“I feel like we’re a more rounded team for being out here, we got ourselves in a position in that first game where we could have gone on and put them under huge amounts of pressure, made a big first-innings score just like we did this week.
“It could have looked very different. But one thing I’m really proud of is the way we learned the lessons quickly from that.”
I personally don’t buy into being proud of a team that has just lost another series unless you were running the 1980’s West Indian team or the early 2000’s Australian team close. New Zealand are a good side with a decent bowling attack, 1 world class batsman and a couple of other international class batsmen, but certainly not a team I’d be proud to lose against. Sure, Root has got to say the right things on camera, but I’d have preferred him to look at what they didn’t do well and commit to do these better. Indeed, there were a number of weaknesses that this team displayed and areas that they can improve on. We still can’t perform with the Kookaburra ball away from home, with the England quicks (probably excluding Stuart Broad) looking less than potent; Jofra Archer has in particular had a poor tour and I do wonder whether Root’s overuse of him during the Ashes has led to the fact that his pace has been down all series. England also need to decide on a frontline spinner and to stick with him. I have no problem at all with it being Jack Leach as he is a tidy bowler with the ability to keep things tight and pick up the odd wicket. He isn’t going to run through a team at Test level, but then again, I’m not sure whether we have one of those spinners in the English setup, but we simply can’t be picking 5 seamers in future. There has to be questions around Sibley, Buttler and Denly, whilst the former should be given the rest of the winter despite his struggles in this series, Buttler definitely needs some competition as his statistics don’t smack of Test Match batsman (Ed – Pick a bloody reserve wicket keeper for South Africa for the love of god!) and whilst the latter is improving in the Test format of the game, he is 34 and needs to turn these 60’s and 70’s into a big century to fully justify his inclusion above a younger talent.
So, we head to South Africa and whilst their board are doing the best impression of the ECB, the cricket on the field isn’t going to get any easier. In fact, this winter schedule seems to have been designed to break some of our cricketers especially Ben Stokes (who was asked to do his best impression of David Saker’s bowling manual at times last night), so there is a good chance things could get worse rather than better.
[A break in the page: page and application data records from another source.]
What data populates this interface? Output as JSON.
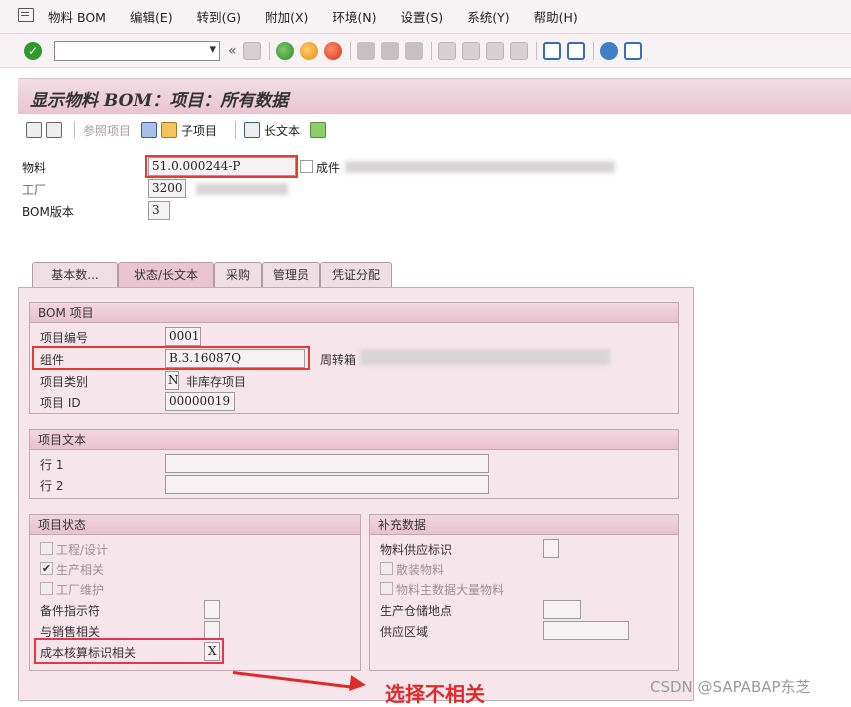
{
  "menu": {
    "items": [
      "物料 BOM",
      "编辑(E)",
      "转到(G)",
      "附加(X)",
      "环境(N)",
      "设置(S)",
      "系统(Y)",
      "帮助(H)"
    ]
  },
  "toolbar": {
    "command_value": "",
    "back_symbol": "«"
  },
  "title": "显示物料 BOM：项目：所有数据",
  "app_toolbar": {
    "ref_item": "参照项目",
    "sub_item": "子项目",
    "long_text": "长文本"
  },
  "header": {
    "material_label": "物料",
    "material_value": "51.0.000244-P",
    "material_desc": "成件",
    "plant_label": "工厂",
    "plant_value": "3200",
    "bom_version_label": "BOM版本",
    "bom_version_value": "3"
  },
  "tabs": [
    "基本数...",
    "状态/长文本",
    "采购",
    "管理员",
    "凭证分配"
  ],
  "bom_item": {
    "title": "BOM 项目",
    "item_no_label": "项目编号",
    "item_no_value": "0001",
    "component_label": "组件",
    "component_value": "B.3.16087Q",
    "component_desc": "周转箱",
    "item_cat_label": "项目类别",
    "item_cat_value": "N",
    "item_cat_desc": "非库存项目",
    "item_id_label": "项目 ID",
    "item_id_value": "00000019"
  },
  "item_text": {
    "title": "项目文本",
    "line1_label": "行 1",
    "line1_value": "",
    "line2_label": "行 2",
    "line2_value": ""
  },
  "item_status": {
    "title": "项目状态",
    "engineering": "工程/设计",
    "production": "生产相关",
    "plant_maint": "工厂维护",
    "spare_label": "备件指示符",
    "sales_label": "与销售相关",
    "costing_label": "成本核算标识相关",
    "costing_value": "X",
    "production_checked": "✔"
  },
  "supplement": {
    "title": "补充数据",
    "mat_supply_label": "物料供应标识",
    "bulk_material": "散装物料",
    "bulk_master": "物料主数据大量物料",
    "prod_storage_label": "生产仓储地点",
    "supply_area_label": "供应区域"
  },
  "annotation": "选择不相关",
  "watermark": "CSDN @SAPABAP东芝"
}
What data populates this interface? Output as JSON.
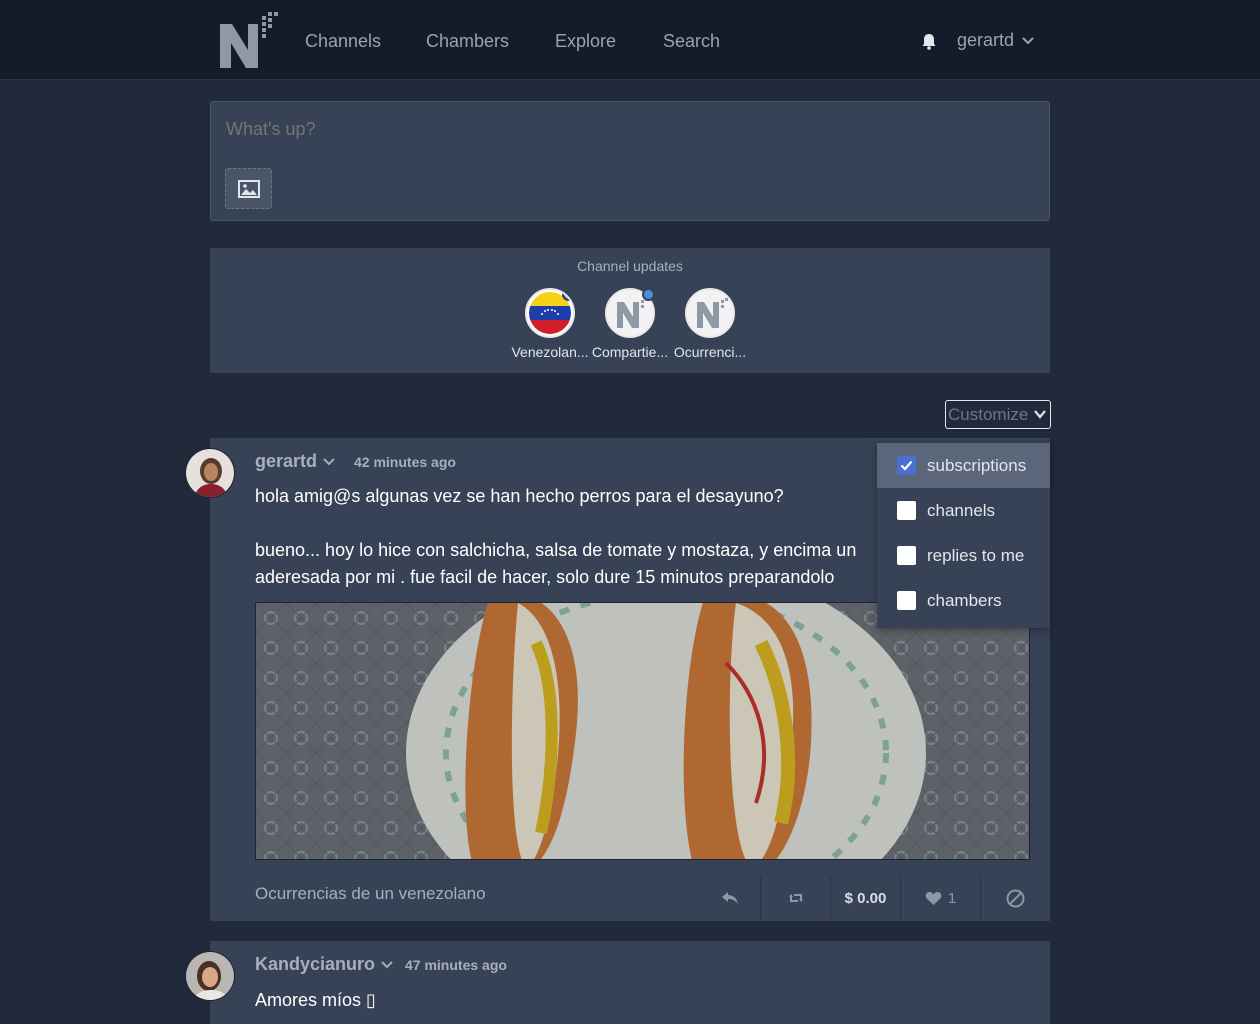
{
  "nav": {
    "links": [
      "Channels",
      "Chambers",
      "Explore",
      "Search"
    ],
    "username": "gerartd"
  },
  "composer": {
    "placeholder": "What's up?"
  },
  "channel_updates": {
    "title": "Channel updates",
    "channels": [
      {
        "name": "Venezolan...",
        "unread": true
      },
      {
        "name": "Compartie...",
        "unread": true
      },
      {
        "name": "Ocurrenci...",
        "unread": false
      }
    ]
  },
  "customize": {
    "label": "Customize",
    "options": [
      {
        "label": "subscriptions",
        "checked": true
      },
      {
        "label": "channels",
        "checked": false
      },
      {
        "label": "replies to me",
        "checked": false
      },
      {
        "label": "chambers",
        "checked": false
      }
    ]
  },
  "posts": [
    {
      "author": "gerartd",
      "time": "42 minutes ago",
      "lines": [
        "hola amig@s algunas vez se han hecho perros para el desayuno?",
        "bueno... hoy lo hice con salchicha, salsa de tomate y mostaza, y encima un",
        "aderesada por mi . fue facil de hacer, solo dure 15 minutos preparandolo"
      ],
      "channel": "Ocurrencias de un venezolano",
      "earnings": "$ 0.00",
      "likes": "1"
    },
    {
      "author": "Kandycianuro",
      "time": "47 minutes ago",
      "lines": [
        "Amores míos ▯"
      ]
    }
  ],
  "colors": {
    "accent": "#4a90e2",
    "background": "#202a3b",
    "card": "#374256"
  }
}
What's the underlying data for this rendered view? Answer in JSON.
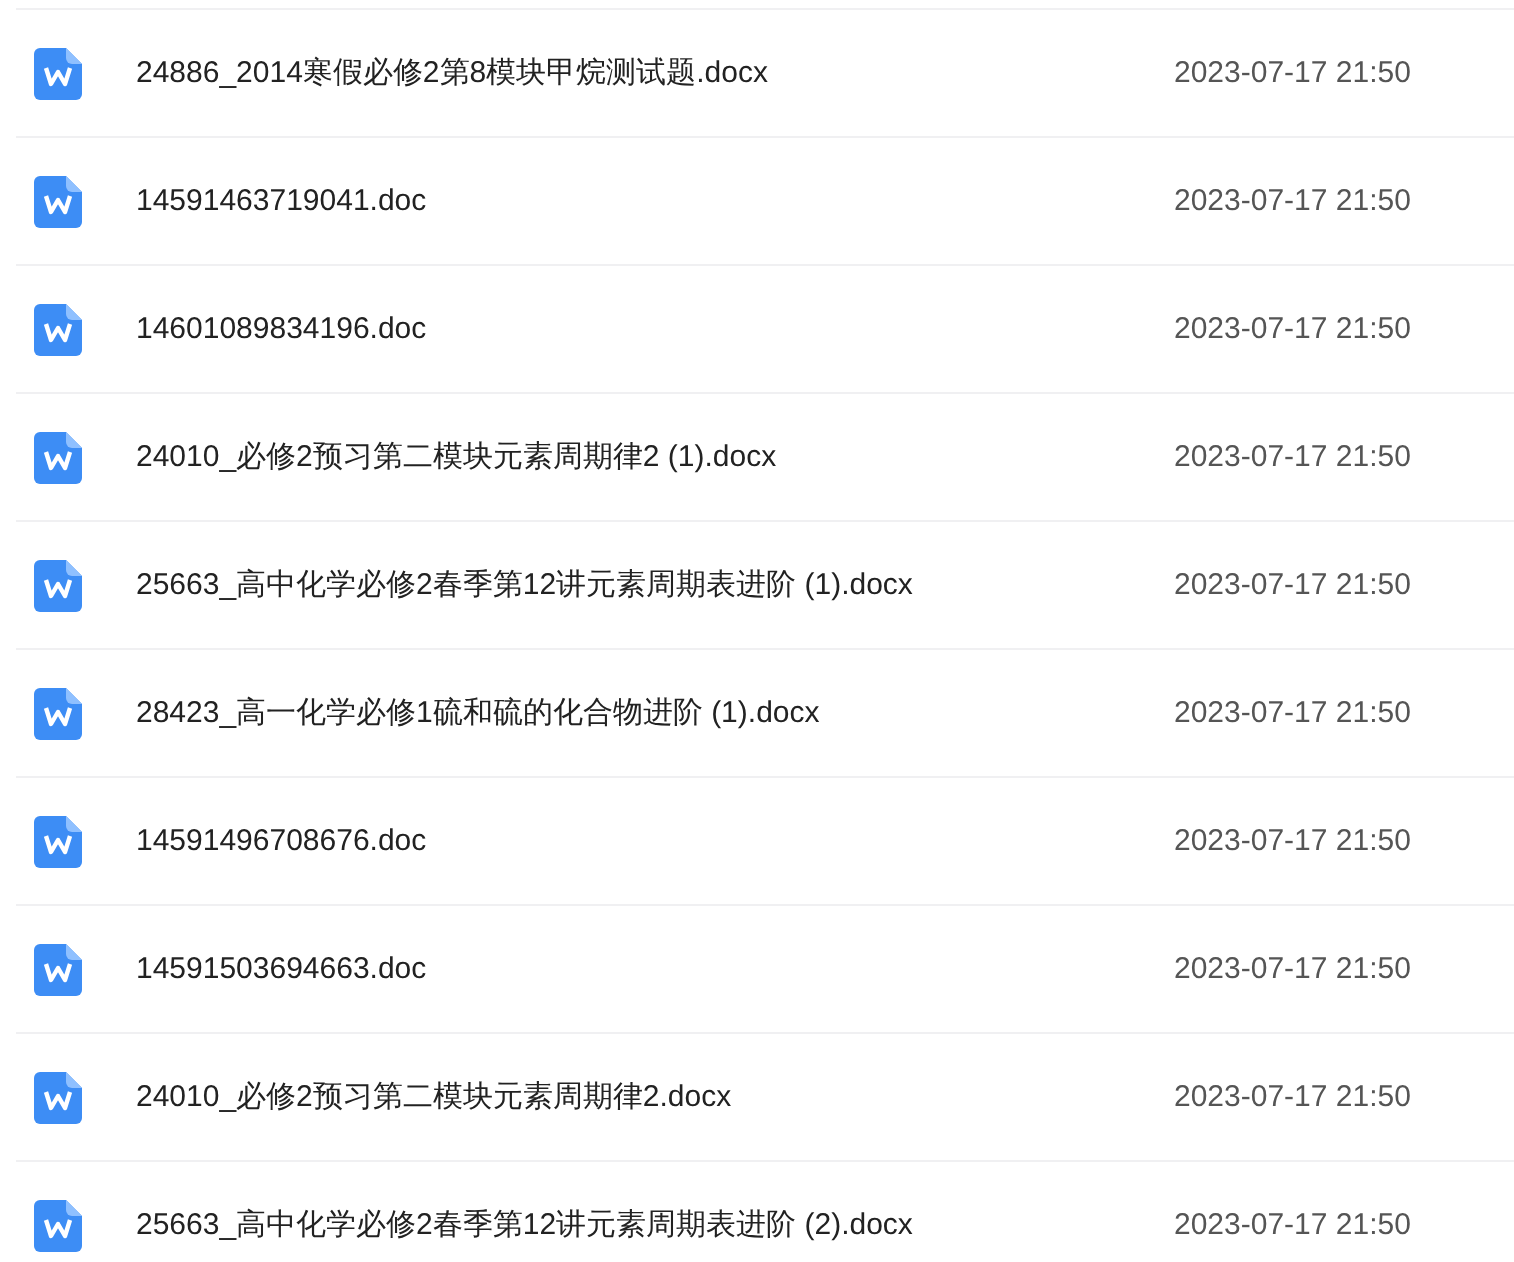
{
  "files": [
    {
      "name": "24886_2014寒假必修2第8模块甲烷测试题.docx",
      "modified": "2023-07-17 21:50"
    },
    {
      "name": "14591463719041.doc",
      "modified": "2023-07-17 21:50"
    },
    {
      "name": "14601089834196.doc",
      "modified": "2023-07-17 21:50"
    },
    {
      "name": "24010_必修2预习第二模块元素周期律2 (1).docx",
      "modified": "2023-07-17 21:50"
    },
    {
      "name": "25663_高中化学必修2春季第12讲元素周期表进阶 (1).docx",
      "modified": "2023-07-17 21:50"
    },
    {
      "name": "28423_高一化学必修1硫和硫的化合物进阶 (1).docx",
      "modified": "2023-07-17 21:50"
    },
    {
      "name": "14591496708676.doc",
      "modified": "2023-07-17 21:50"
    },
    {
      "name": "14591503694663.doc",
      "modified": "2023-07-17 21:50"
    },
    {
      "name": "24010_必修2预习第二模块元素周期律2.docx",
      "modified": "2023-07-17 21:50"
    },
    {
      "name": "25663_高中化学必修2春季第12讲元素周期表进阶 (2).docx",
      "modified": "2023-07-17 21:50"
    }
  ]
}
Another series and another defeat is not what we wanted or hoped for to start the winter with; however, it could easily be argued that ECB have got exactly what they deserved. It’s not a particularly pleasant feeling for fans of the national team mind.
Feel free to share any thoughts on the series below.